US President Barack Obama has promised to withdraw 10,000 American troops from Afghanistan by the end of 2011 and set a goal of withdrawing another 20,000 by the end of 2012.
“As a result, starting next month, we will be able to remove 10,000 of our troops from Afghanistan by the end of this year, and we will bring home a total of 33,000 troops by next summer, fully recovering the surge I announced at West Point,” Obama said in his address from the East Room of the White House in Washington on Wednesday night.
As for the troops due back in America in 2011, the return is set to happen in two waves with 5,000 soldiers returning this summer and another 5,000 by the end of the year.
"By 2014, this process of transition will be complete, and the Afghan people will be responsible for their own security," Obama stressed.
The president’s decision follows weeks of internal deliberations in the White House and Pentagon over the US mission in Afghanistan, where Taliban forces continue an insurgent campaign against a 100,000-strong American force fighting within the broader NATO coalition.
The president said that when he ordered the 33,000 extra troops to Afghanistan in 2009, they had a clear mission: to refocus on Al-Qaeda, reverse the Taliban's momentum, and train Afghan security forces to defend the country.
"Tonight, I can tell you that we are fulfilling that commitment," he said, adding, "We are meeting our goals."
But despite the surge, the US will continue to pressurize Pakistan over fighting terrorists.
"No country is more endangered by the presence of violent extremists, which is why we will continue to press Pakistan to expand its participation in securing a more peaceful future for this war-torn region. We'll work with the Pakistani government to root out the cancer of violent extremism, and we will insist that it keeps its commitments," Obama said.
Most Americans oppose the war in Afghanistan and are far more concerned about the teetering economic recovery at home.
“Over the last decade, we have spent a trillion dollars on war, at a time of rising debt and hard economic times,” Obama said. “Now, we must invest in America’s greatest resource – our people. America, it is time to focus on nation building here at home,” he added.
US defense secretary Robert Gates who is leaving his post by June 30 has endorsed Obama’s plan, saying it would give commanders enough time to succeed.
"I support the president's decision because it provides our commanders with enough resources, time and, perhaps most importantly, flexibility, to bring the surge to a successful conclusion," Gates said in a statement issued after Obama announced his plan.
Afghan war veteran turned peace-activist Jake Diliberto told RT that NATO should overhaul its approach to Afghanistan if it really wants to bring peace and prosperity there.

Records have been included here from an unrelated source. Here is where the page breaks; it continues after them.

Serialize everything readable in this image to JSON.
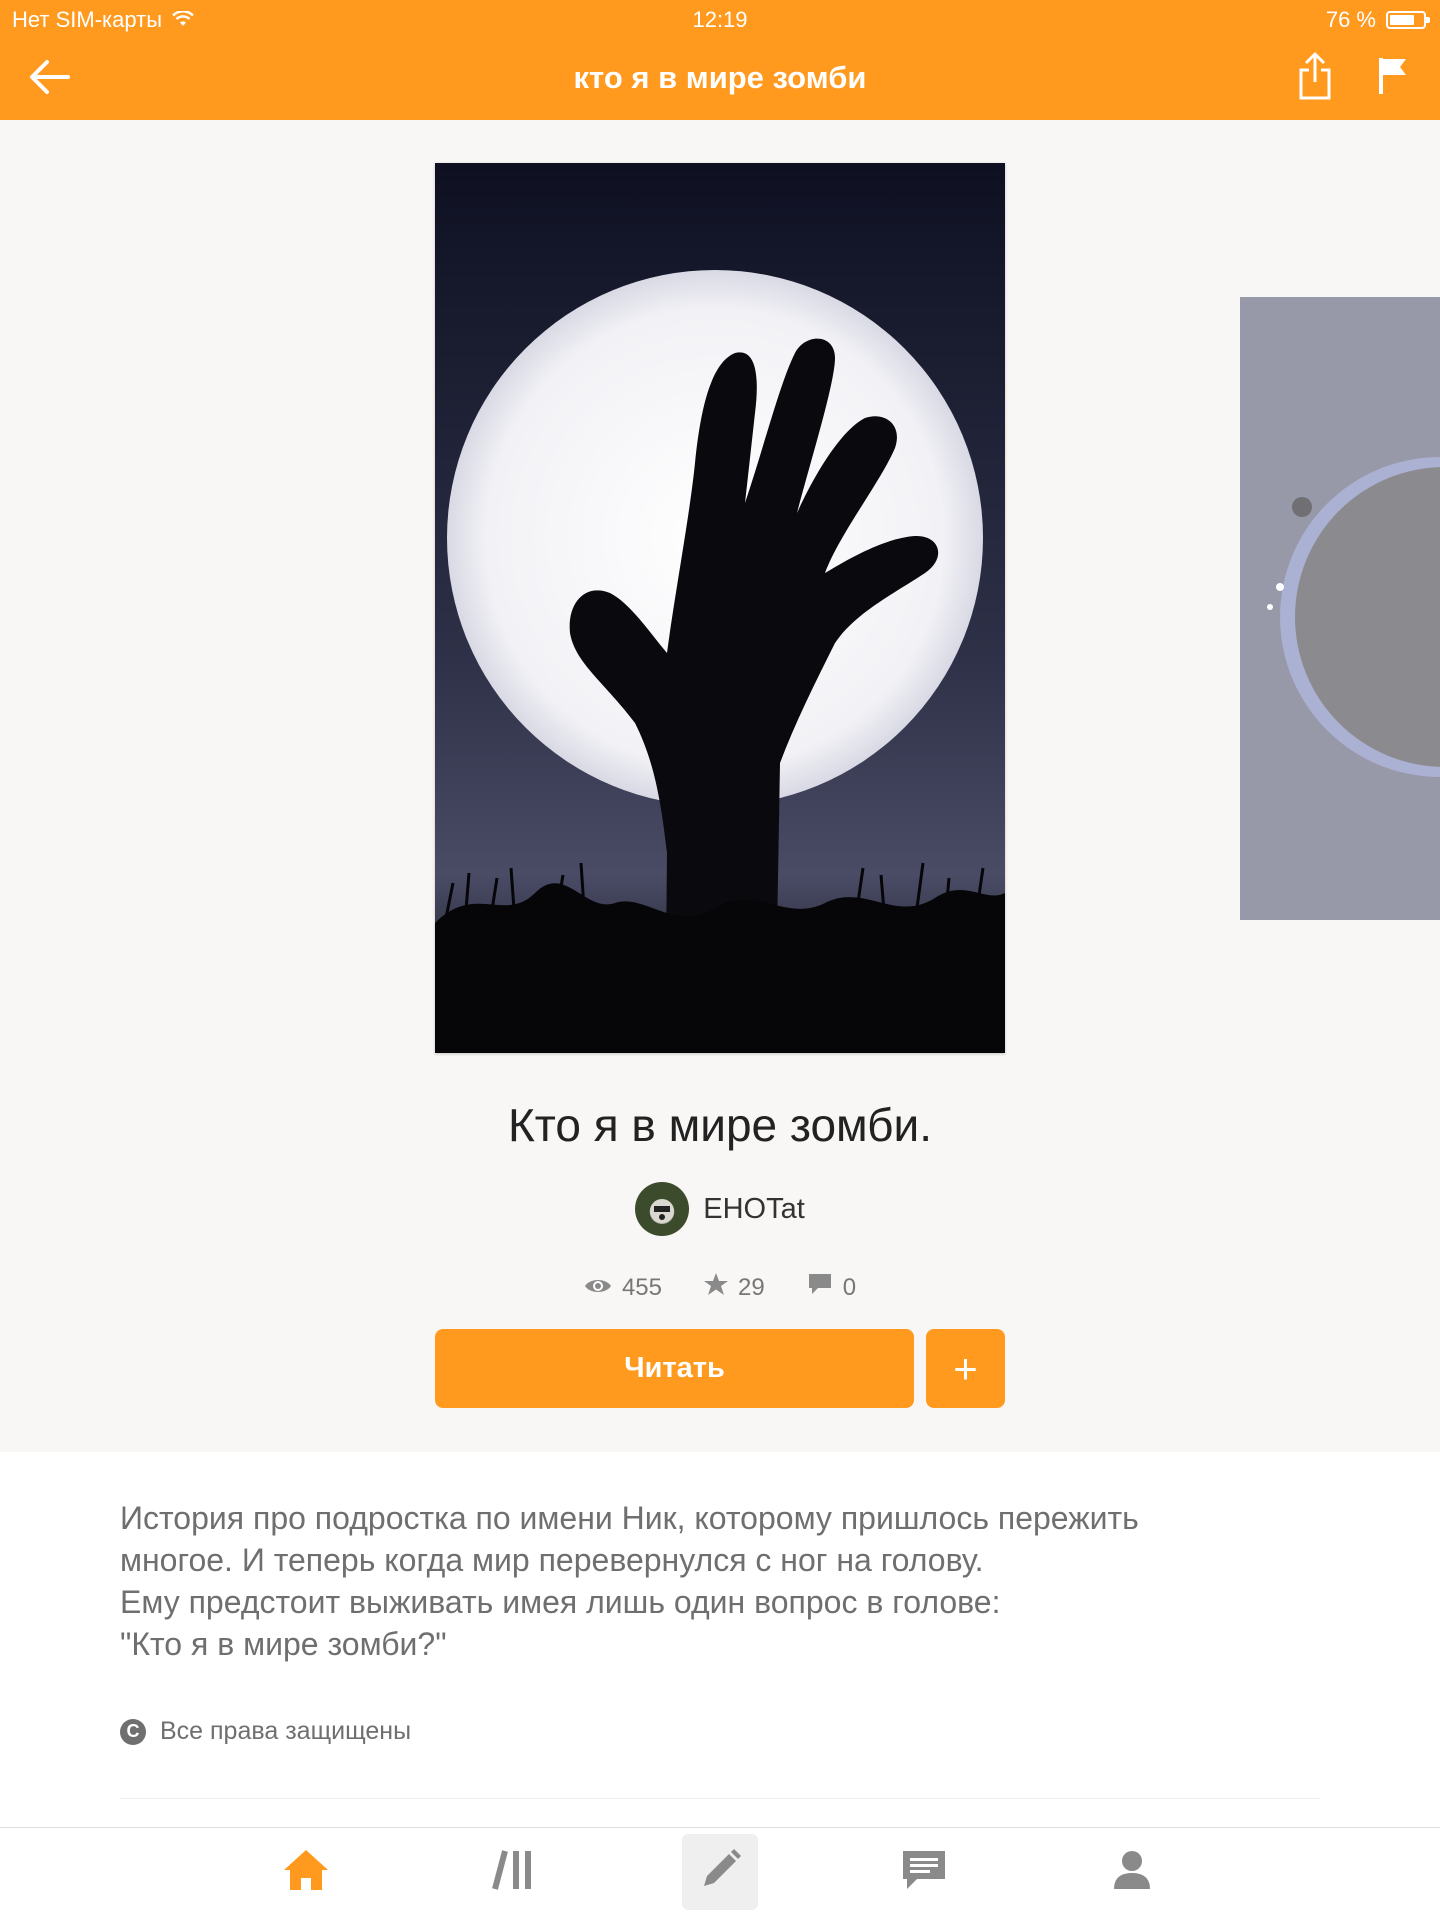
{
  "status": {
    "carrier": "Нет SIM-карты",
    "time": "12:19",
    "battery": "76 %",
    "battery_level": 0.76
  },
  "header": {
    "title": "кто я в мире зомби"
  },
  "book": {
    "title": "Кто я в мире зомби.",
    "author": "EHOTat",
    "views": "455",
    "votes": "29",
    "comments": "0",
    "read_label": "Читать",
    "add_label": "+"
  },
  "description": {
    "lines": [
      "История про подростка по имени Ник, которому пришлось пережить",
      "многое. И теперь когда мир перевернулся с ног на голову.",
      "Ему предстоит выживать имея лишь один вопрос в голове:",
      "\"Кто я в мире зомби?\""
    ],
    "copyright": "Все права защищены"
  },
  "colors": {
    "accent": "#FF9A1F",
    "icon_gray": "#8a8a8a",
    "text_gray": "#6f6f6f"
  },
  "icons": {
    "back": "arrow-left-icon",
    "share": "share-icon",
    "flag": "flag-icon",
    "views": "eye-icon",
    "votes": "star-icon",
    "comments": "comment-icon",
    "copyright": "copyright-icon",
    "tabs": [
      "home-icon",
      "library-icon",
      "write-icon",
      "messages-icon",
      "profile-icon"
    ]
  },
  "tabbar": {
    "active": "home"
  }
}
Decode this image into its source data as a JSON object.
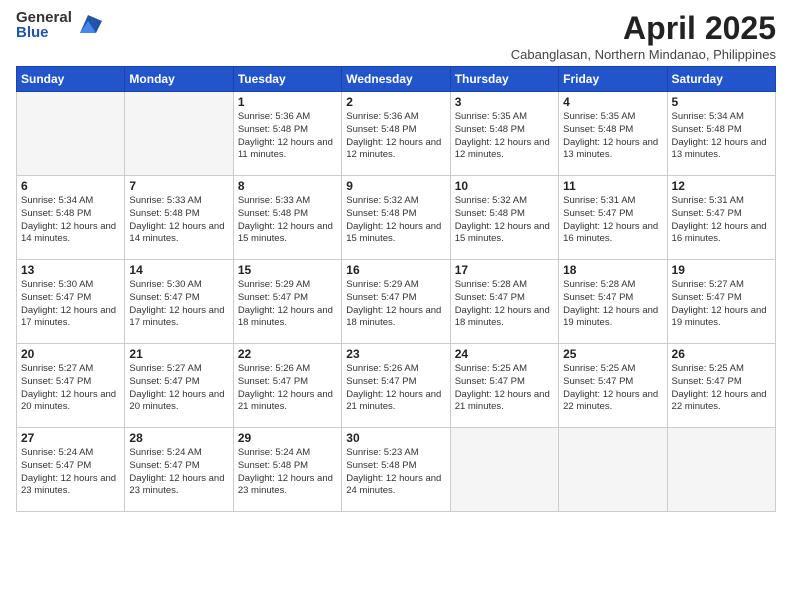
{
  "logo": {
    "general": "General",
    "blue": "Blue"
  },
  "title": "April 2025",
  "subtitle": "Cabanglasan, Northern Mindanao, Philippines",
  "days_of_week": [
    "Sunday",
    "Monday",
    "Tuesday",
    "Wednesday",
    "Thursday",
    "Friday",
    "Saturday"
  ],
  "weeks": [
    [
      {
        "day": "",
        "empty": true
      },
      {
        "day": "",
        "empty": true
      },
      {
        "day": "1",
        "sunrise": "5:36 AM",
        "sunset": "5:48 PM",
        "daylight": "12 hours and 11 minutes."
      },
      {
        "day": "2",
        "sunrise": "5:36 AM",
        "sunset": "5:48 PM",
        "daylight": "12 hours and 12 minutes."
      },
      {
        "day": "3",
        "sunrise": "5:35 AM",
        "sunset": "5:48 PM",
        "daylight": "12 hours and 12 minutes."
      },
      {
        "day": "4",
        "sunrise": "5:35 AM",
        "sunset": "5:48 PM",
        "daylight": "12 hours and 13 minutes."
      },
      {
        "day": "5",
        "sunrise": "5:34 AM",
        "sunset": "5:48 PM",
        "daylight": "12 hours and 13 minutes."
      }
    ],
    [
      {
        "day": "6",
        "sunrise": "5:34 AM",
        "sunset": "5:48 PM",
        "daylight": "12 hours and 14 minutes."
      },
      {
        "day": "7",
        "sunrise": "5:33 AM",
        "sunset": "5:48 PM",
        "daylight": "12 hours and 14 minutes."
      },
      {
        "day": "8",
        "sunrise": "5:33 AM",
        "sunset": "5:48 PM",
        "daylight": "12 hours and 15 minutes."
      },
      {
        "day": "9",
        "sunrise": "5:32 AM",
        "sunset": "5:48 PM",
        "daylight": "12 hours and 15 minutes."
      },
      {
        "day": "10",
        "sunrise": "5:32 AM",
        "sunset": "5:48 PM",
        "daylight": "12 hours and 15 minutes."
      },
      {
        "day": "11",
        "sunrise": "5:31 AM",
        "sunset": "5:47 PM",
        "daylight": "12 hours and 16 minutes."
      },
      {
        "day": "12",
        "sunrise": "5:31 AM",
        "sunset": "5:47 PM",
        "daylight": "12 hours and 16 minutes."
      }
    ],
    [
      {
        "day": "13",
        "sunrise": "5:30 AM",
        "sunset": "5:47 PM",
        "daylight": "12 hours and 17 minutes."
      },
      {
        "day": "14",
        "sunrise": "5:30 AM",
        "sunset": "5:47 PM",
        "daylight": "12 hours and 17 minutes."
      },
      {
        "day": "15",
        "sunrise": "5:29 AM",
        "sunset": "5:47 PM",
        "daylight": "12 hours and 18 minutes."
      },
      {
        "day": "16",
        "sunrise": "5:29 AM",
        "sunset": "5:47 PM",
        "daylight": "12 hours and 18 minutes."
      },
      {
        "day": "17",
        "sunrise": "5:28 AM",
        "sunset": "5:47 PM",
        "daylight": "12 hours and 18 minutes."
      },
      {
        "day": "18",
        "sunrise": "5:28 AM",
        "sunset": "5:47 PM",
        "daylight": "12 hours and 19 minutes."
      },
      {
        "day": "19",
        "sunrise": "5:27 AM",
        "sunset": "5:47 PM",
        "daylight": "12 hours and 19 minutes."
      }
    ],
    [
      {
        "day": "20",
        "sunrise": "5:27 AM",
        "sunset": "5:47 PM",
        "daylight": "12 hours and 20 minutes."
      },
      {
        "day": "21",
        "sunrise": "5:27 AM",
        "sunset": "5:47 PM",
        "daylight": "12 hours and 20 minutes."
      },
      {
        "day": "22",
        "sunrise": "5:26 AM",
        "sunset": "5:47 PM",
        "daylight": "12 hours and 21 minutes."
      },
      {
        "day": "23",
        "sunrise": "5:26 AM",
        "sunset": "5:47 PM",
        "daylight": "12 hours and 21 minutes."
      },
      {
        "day": "24",
        "sunrise": "5:25 AM",
        "sunset": "5:47 PM",
        "daylight": "12 hours and 21 minutes."
      },
      {
        "day": "25",
        "sunrise": "5:25 AM",
        "sunset": "5:47 PM",
        "daylight": "12 hours and 22 minutes."
      },
      {
        "day": "26",
        "sunrise": "5:25 AM",
        "sunset": "5:47 PM",
        "daylight": "12 hours and 22 minutes."
      }
    ],
    [
      {
        "day": "27",
        "sunrise": "5:24 AM",
        "sunset": "5:47 PM",
        "daylight": "12 hours and 23 minutes."
      },
      {
        "day": "28",
        "sunrise": "5:24 AM",
        "sunset": "5:47 PM",
        "daylight": "12 hours and 23 minutes."
      },
      {
        "day": "29",
        "sunrise": "5:24 AM",
        "sunset": "5:48 PM",
        "daylight": "12 hours and 23 minutes."
      },
      {
        "day": "30",
        "sunrise": "5:23 AM",
        "sunset": "5:48 PM",
        "daylight": "12 hours and 24 minutes."
      },
      {
        "day": "",
        "empty": true
      },
      {
        "day": "",
        "empty": true
      },
      {
        "day": "",
        "empty": true
      }
    ]
  ]
}
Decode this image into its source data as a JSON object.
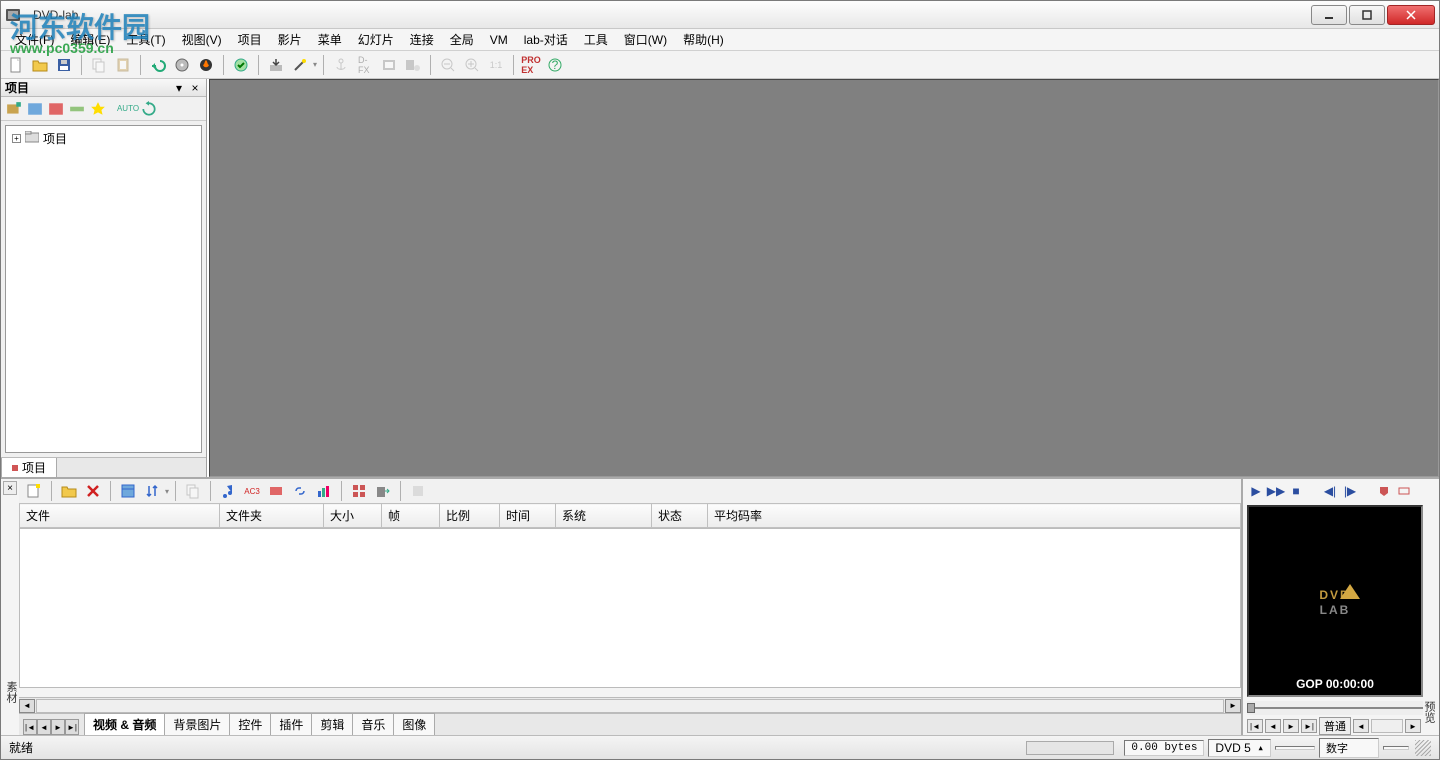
{
  "app": {
    "title": "DVD-lab"
  },
  "watermark": {
    "text": "河东软件园",
    "url": "www.pc0359.cn"
  },
  "menu": {
    "file": "文件(F)",
    "edit": "编辑(E)",
    "tools": "工具(T)",
    "view": "视图(V)",
    "project": "项目",
    "movie": "影片",
    "menu_item": "菜单",
    "slideshow": "幻灯片",
    "connection": "连接",
    "global": "全局",
    "vm": "VM",
    "lab_dialog": "lab-对话",
    "tool2": "工具",
    "window": "窗口(W)",
    "help": "帮助(H)"
  },
  "toolbar_labels": {
    "one_one": "1:1",
    "dfx": "D-FX",
    "proex": "PRO EX"
  },
  "project_panel": {
    "title": "项目",
    "root": "项目",
    "tab": "项目"
  },
  "assets": {
    "columns": [
      "文件",
      "文件夹",
      "大小",
      "帧",
      "比例",
      "时间",
      "系统",
      "状态",
      "平均码率"
    ],
    "tabs": [
      "视频 & 音频",
      "背景图片",
      "控件",
      "插件",
      "剪辑",
      "音乐",
      "图像"
    ],
    "sidebar_label": "素材"
  },
  "preview": {
    "sidebar_label": "预览",
    "logo": "DVD LAB",
    "gop": "GOP 00:00:00",
    "nav_label": "普通"
  },
  "status": {
    "ready": "就绪",
    "bytes": "0.00 bytes",
    "dvd": "DVD 5",
    "digits": "数字"
  }
}
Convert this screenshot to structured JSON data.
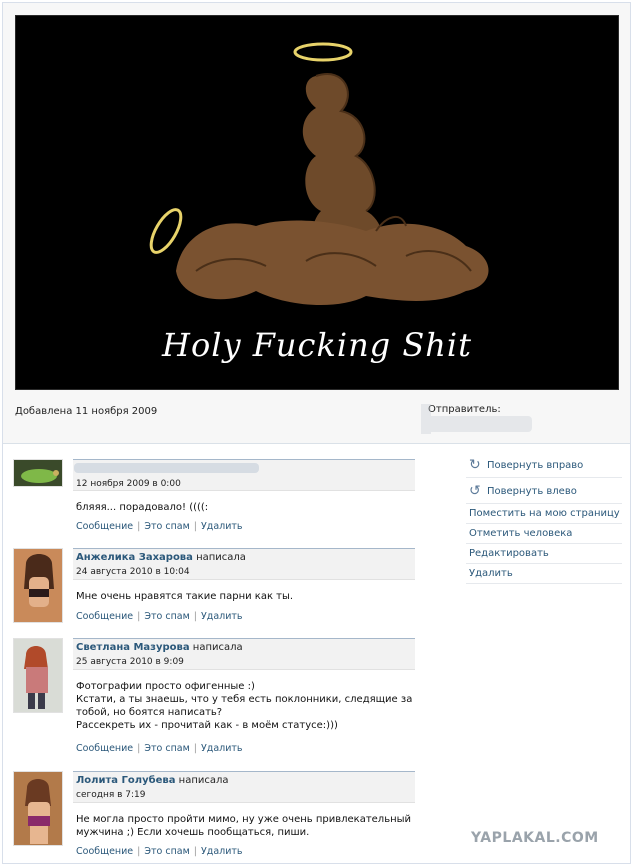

“The longer we stay in Afghanistan, the more enemies we create, because what happens in war are unintentional consequences, innocent people get killed, more people join the insurgency than normally would. Not having troops there does not allow the insurgency to grow. We have seen every year the longer troops stay the insurgency grows and anti-American, anti-Western, anti- European sentiment grows. So that is why we should leave more importantly than not.”
And while attention in the US is focused on the planned withdrawal from Afghanistan, the number of contractors in the country has been steadily increasing.
Ivan Ealand, Director of the Center on Peace & Liberty, says it is possible some of those soldiers will simply be replaced by private security personnel acting away from the public eye.
“The American public is fed up with the war. Sixty-four per cent of the American public in a recent poll said that they want the US forces to begin pulling out. And of course the real challenge is just to hold the territory when the US leaves and that would fall to the Afghan forces. But the Afghan forces are incompetent and corrupt and they just don’t seem to be better after ten years of training. So there are a hundred thousand contractors in Iraq which equals the number of US forces there. And certainly the troops are coming back for a political reason. So it is not out of the possibility that they are doing a shell game and replacing the military forces with contractors.”
Obama is only pulling back the surge troops he sent in two years ago, while the US will still have nearly 70,000 troops on the ground in Afghanistan. Voice of Russia radio host and analyst Ricardo Young doubts that the president’s announcement will lead to a complete pullout.
“Let’s look at the history of America in most countries that they’ve had some kind of conflict in or some interest in,” said Young. “World War II ended, but the United States is still in Germany, in Korea, in Japan. And as many critics of the Obama administration have said, despite how many people the president announced he is going to withdraw, there may be a US presence in Afghanistan for decades to come.”
There are more than 100,000 U.S. troops in Afghanistan, of which about 30,000 are part of the U.S. surge ordered by Obama in 2009.
But ex-CIA officer Jack Rice says it is a mistake, and that local Afghan forces are not ready to take over.
“I think the Department of Defense and the White House are probably mischaracterizing how successful this is,” he argued. “One of the problems is [the suggestion] that somehow the US has broken the Taliban, or separated the Taliban from Al Qaeda. The fact is that the Taliban and Al Qaeda were separate organizations from the beginning, and simply characterizing them all as the same bad guys was one of the biggest mistakes the US ever made. We are going to see more instability.”